US names religious freedom violators

Washington, USA - On its final working day in office, the Bush administration re-designated eight countries as severe violators of religious freedom but waived possible sanctions against Saudi Arabia and Uzbekistan, officials said Monday.

The moves were reported to key members of Congress in late January but were not made public until Secretary of State Hillary Rodham Clinton's State Department informed the U.S. Commission on International Religious Freedom about them last week, State officials said.

On Jan. 16, then-Secretary of State Condoleezza Rice signed documents labeling Saudi Arabia, Uzbekistan, Burma, China, Eritrea, Iran, North Korea and Sudan as "countries of particular concern" for abuses of religious worshippers. The Obama administration took office four days later.

The U.S. commission, an independent congressionally mandated panel that provides recommendations to the government on religious freedom matters, took issue with the timing of the designations and the waivers to Saudi Arabia and Uzbekistan. The commission also questioned Rice's failure to add more countries to the blacklist.

"The commission is disappointed that Secretary Rice refused to designate any new countries and that waivers were granted for both Uzbekistan and Saudi Arabia," said Felice Gaer, the group's chair. "Religious freedom conditions in Uzbekistan and Saudi Arabia are appalling and a specific U.S. government response is required."

The commission had wanted Rice to add Iraq, Pakistan, Turkmenistan and Vietnam to the list. Such a designation can bring about a range of U.S. sanctions unless a waiver is granted.

The designations were the first by the Bush administration under the 1998 International Religious Freedom Act since 2006, when it named the same eight nations "countries of particular concern." Bush officials also waived sanctions against Saudi Arabia and Uzbekistan in 2006.

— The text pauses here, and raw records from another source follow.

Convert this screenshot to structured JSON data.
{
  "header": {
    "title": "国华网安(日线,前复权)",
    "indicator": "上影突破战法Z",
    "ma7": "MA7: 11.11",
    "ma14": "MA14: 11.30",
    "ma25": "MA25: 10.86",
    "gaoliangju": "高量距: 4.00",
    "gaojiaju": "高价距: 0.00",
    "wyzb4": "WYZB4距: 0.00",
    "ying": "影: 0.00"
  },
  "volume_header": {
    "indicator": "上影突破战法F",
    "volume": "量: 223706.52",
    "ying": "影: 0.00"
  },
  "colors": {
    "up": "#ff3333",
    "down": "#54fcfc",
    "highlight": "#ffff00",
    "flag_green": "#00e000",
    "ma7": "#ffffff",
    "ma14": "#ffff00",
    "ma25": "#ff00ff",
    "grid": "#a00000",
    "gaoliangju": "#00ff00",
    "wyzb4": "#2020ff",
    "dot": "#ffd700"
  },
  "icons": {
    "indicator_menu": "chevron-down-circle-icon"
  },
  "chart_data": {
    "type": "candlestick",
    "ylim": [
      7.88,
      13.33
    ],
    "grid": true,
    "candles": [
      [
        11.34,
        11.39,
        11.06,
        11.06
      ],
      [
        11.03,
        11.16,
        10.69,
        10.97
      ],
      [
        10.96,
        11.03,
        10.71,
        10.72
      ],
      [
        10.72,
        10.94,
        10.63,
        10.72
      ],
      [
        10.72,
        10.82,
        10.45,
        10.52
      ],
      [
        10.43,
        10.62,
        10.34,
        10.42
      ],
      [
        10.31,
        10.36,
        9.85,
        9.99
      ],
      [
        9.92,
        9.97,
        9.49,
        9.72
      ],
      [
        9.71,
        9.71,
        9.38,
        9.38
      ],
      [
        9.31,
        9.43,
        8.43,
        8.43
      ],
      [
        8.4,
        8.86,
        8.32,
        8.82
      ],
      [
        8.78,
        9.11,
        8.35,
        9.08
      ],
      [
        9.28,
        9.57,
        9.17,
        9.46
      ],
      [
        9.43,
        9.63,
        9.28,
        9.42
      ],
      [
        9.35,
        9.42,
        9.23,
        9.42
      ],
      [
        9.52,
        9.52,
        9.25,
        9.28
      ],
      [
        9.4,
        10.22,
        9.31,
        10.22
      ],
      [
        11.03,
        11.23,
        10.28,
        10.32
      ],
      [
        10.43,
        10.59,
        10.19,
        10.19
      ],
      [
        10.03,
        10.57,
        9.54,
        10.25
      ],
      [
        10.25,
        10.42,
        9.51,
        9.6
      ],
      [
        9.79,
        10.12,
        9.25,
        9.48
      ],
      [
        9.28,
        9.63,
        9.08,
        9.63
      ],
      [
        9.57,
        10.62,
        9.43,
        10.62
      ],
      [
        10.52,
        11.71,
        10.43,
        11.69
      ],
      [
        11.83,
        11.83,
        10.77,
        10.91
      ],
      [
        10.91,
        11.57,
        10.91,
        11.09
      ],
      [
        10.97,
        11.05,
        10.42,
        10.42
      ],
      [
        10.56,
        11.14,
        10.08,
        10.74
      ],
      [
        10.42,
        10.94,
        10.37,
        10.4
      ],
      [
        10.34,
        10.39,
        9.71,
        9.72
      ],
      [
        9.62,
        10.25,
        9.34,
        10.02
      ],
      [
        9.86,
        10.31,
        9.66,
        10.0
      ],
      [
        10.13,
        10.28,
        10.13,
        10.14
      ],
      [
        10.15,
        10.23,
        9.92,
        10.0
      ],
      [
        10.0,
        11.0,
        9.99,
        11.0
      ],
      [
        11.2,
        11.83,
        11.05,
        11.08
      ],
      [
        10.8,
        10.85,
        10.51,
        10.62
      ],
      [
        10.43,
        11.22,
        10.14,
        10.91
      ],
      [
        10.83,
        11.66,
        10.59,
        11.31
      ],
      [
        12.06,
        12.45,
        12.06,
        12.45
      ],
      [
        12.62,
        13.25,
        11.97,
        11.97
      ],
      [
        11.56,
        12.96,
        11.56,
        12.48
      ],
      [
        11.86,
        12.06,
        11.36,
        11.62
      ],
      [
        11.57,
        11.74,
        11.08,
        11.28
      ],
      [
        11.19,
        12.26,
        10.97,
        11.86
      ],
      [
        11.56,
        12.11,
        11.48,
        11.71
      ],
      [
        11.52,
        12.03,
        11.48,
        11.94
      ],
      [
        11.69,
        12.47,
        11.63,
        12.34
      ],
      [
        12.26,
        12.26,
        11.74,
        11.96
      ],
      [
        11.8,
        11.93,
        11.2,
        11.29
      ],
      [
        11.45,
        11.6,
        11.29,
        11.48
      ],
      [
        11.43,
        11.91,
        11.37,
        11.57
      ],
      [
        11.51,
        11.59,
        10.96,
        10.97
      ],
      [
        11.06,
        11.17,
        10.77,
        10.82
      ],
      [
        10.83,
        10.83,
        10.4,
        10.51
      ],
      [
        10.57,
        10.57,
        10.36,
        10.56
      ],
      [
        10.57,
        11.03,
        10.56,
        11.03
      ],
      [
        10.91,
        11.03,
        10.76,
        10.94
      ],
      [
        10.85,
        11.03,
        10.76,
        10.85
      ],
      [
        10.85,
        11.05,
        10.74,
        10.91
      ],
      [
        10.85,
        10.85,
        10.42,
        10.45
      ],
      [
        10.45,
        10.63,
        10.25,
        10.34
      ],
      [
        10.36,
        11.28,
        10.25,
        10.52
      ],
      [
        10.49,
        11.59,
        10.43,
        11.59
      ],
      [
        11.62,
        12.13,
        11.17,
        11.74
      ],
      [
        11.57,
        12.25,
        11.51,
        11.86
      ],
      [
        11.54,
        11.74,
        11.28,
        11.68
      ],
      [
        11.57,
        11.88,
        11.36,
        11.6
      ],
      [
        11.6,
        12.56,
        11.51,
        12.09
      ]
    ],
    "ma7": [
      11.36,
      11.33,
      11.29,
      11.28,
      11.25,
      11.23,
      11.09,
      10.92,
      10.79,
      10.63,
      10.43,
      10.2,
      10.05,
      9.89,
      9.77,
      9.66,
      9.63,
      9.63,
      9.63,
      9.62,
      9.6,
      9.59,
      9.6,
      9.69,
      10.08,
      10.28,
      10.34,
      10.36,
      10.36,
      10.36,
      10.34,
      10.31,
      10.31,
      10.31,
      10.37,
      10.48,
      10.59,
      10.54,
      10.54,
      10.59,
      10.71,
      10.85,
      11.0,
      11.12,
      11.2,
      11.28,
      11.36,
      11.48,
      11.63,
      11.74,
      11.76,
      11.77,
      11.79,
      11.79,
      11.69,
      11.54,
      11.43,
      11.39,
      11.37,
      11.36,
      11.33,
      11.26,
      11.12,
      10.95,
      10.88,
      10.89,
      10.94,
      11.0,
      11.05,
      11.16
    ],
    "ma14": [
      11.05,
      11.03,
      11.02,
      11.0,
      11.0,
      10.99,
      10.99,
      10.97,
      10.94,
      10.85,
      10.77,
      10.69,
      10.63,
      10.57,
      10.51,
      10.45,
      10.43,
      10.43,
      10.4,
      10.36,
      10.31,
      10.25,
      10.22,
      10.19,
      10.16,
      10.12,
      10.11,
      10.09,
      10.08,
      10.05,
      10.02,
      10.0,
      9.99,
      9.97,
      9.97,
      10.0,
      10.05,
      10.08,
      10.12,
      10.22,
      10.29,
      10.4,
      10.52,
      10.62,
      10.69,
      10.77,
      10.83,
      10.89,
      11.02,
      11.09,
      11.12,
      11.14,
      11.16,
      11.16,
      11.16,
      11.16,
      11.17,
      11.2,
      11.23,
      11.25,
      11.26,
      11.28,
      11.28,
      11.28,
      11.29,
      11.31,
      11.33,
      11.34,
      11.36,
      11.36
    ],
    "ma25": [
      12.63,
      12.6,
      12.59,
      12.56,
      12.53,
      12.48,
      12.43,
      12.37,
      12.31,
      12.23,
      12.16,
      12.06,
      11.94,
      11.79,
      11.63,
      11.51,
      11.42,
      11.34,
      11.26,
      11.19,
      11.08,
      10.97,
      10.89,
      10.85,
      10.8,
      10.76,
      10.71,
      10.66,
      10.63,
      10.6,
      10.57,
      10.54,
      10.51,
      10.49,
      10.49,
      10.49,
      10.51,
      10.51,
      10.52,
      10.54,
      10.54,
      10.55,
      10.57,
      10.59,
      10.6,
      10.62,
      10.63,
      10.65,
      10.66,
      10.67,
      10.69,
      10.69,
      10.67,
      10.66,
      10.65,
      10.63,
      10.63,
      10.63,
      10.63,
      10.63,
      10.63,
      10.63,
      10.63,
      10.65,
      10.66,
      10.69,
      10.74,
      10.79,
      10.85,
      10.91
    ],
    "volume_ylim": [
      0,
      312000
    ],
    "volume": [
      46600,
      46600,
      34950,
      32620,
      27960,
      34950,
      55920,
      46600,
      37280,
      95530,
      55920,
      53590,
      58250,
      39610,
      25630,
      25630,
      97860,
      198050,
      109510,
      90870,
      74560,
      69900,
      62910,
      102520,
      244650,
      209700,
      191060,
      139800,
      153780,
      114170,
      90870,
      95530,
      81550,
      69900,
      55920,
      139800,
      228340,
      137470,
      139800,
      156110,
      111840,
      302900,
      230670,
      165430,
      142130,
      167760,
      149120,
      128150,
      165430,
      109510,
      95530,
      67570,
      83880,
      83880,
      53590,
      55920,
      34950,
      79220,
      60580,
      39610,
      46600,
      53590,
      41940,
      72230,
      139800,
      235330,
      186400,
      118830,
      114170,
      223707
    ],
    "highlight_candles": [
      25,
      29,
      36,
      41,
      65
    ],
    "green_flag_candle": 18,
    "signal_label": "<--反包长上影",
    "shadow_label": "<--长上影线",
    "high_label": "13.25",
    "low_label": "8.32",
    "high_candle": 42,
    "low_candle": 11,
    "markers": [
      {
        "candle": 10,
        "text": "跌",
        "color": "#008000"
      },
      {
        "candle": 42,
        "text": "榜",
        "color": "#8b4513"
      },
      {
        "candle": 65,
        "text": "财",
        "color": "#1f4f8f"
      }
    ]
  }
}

Normally the designations have been made annually. The commission said Rice's last-minute move was "long overdue."